by Xinhua writers Gu Zhenqiu, Gui Tao
LONDON, Sept. 1 (Xinhua) -- British Prime Minister Theresa May has already stirred up new concerns as she headed for home on Friday, wrapping up her three-day Japan tour.
At the time when Downing Street needed to reassure East Asia post-Brexit certainty, it was instead signalling uncertainty.
On her trip to Japan, she agreed with her Japanese counterpart, Shinzo Abe, to the deployment of HMS Argyll to the region next year as well as joint training exercises between troops of the two countries.
In her speech Thursday in Tokyo, May said, "We have highlighted our opposition to any actions on the South and East China Seas likely to increase tension."
People can not help but wondering: how come sending an aircraft carrier by an outsider to the region does not count as an action which "increases tension"?
The latest promise the British government made to Japan would end up further complicating the situation in the already troubled region and also inviting uncertainty to the country's relations with China.
The British government's latest decision could be viewed as another expression of its stubborn determination to meddle in disputes involving China.
Earlier, British Foreign Secretary Boris Johnson claimed Britain would send its new aircraft carriers "on a freedom of navigation operation" in the South China Sea. Defense Secretary Michael Fallon echoed that London "won't be constrained by China from sailing through the region."
The way the May cabinet woos Japan has created an awkward situation.
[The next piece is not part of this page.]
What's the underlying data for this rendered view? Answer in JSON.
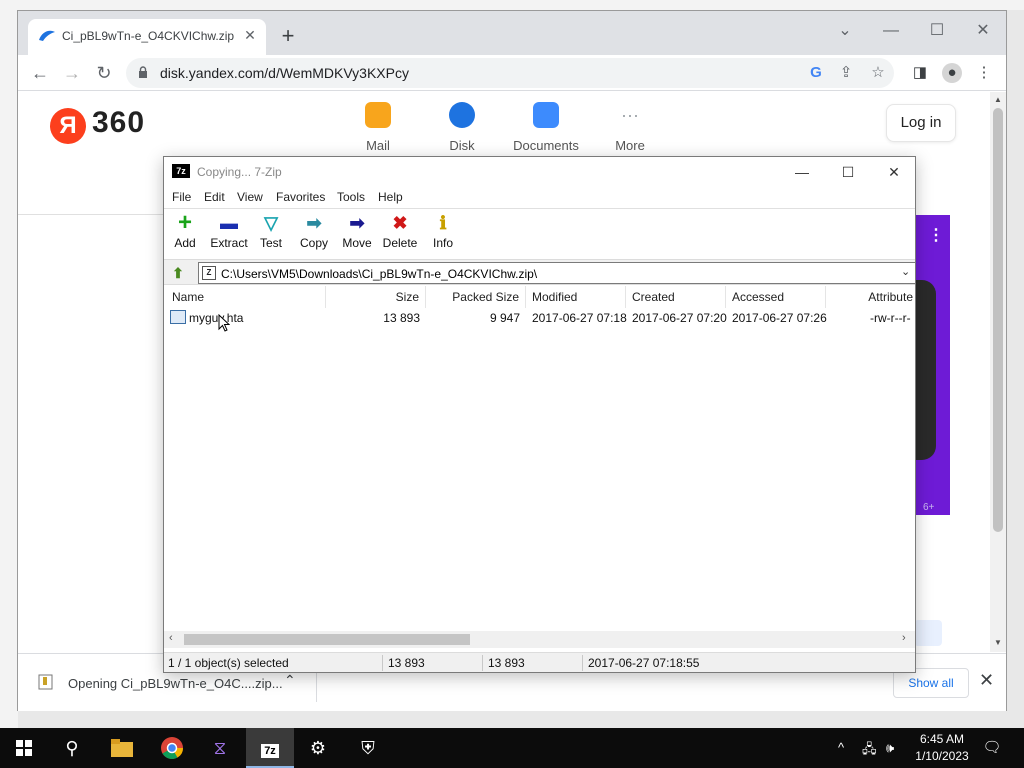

While it was attempting to demonstrate its closeness to Japan, a major investor in Britain, UK irritated China, an equally and increasingly more important partner.
In the name of security cooperation, Tokyo and London are joining hands. But their cooperation will only lead to some insecurity in the region, simply because this kind of collaboration is not constructive at all.
By doing so, Japan is inviting an outside military force to intervene in the region, which is more of a provocation than cooperation.
In essence, the bilateral cooperation should not be at the cost of sacrificing the security of a third country, in this case China. Otherwise, it can only backfire.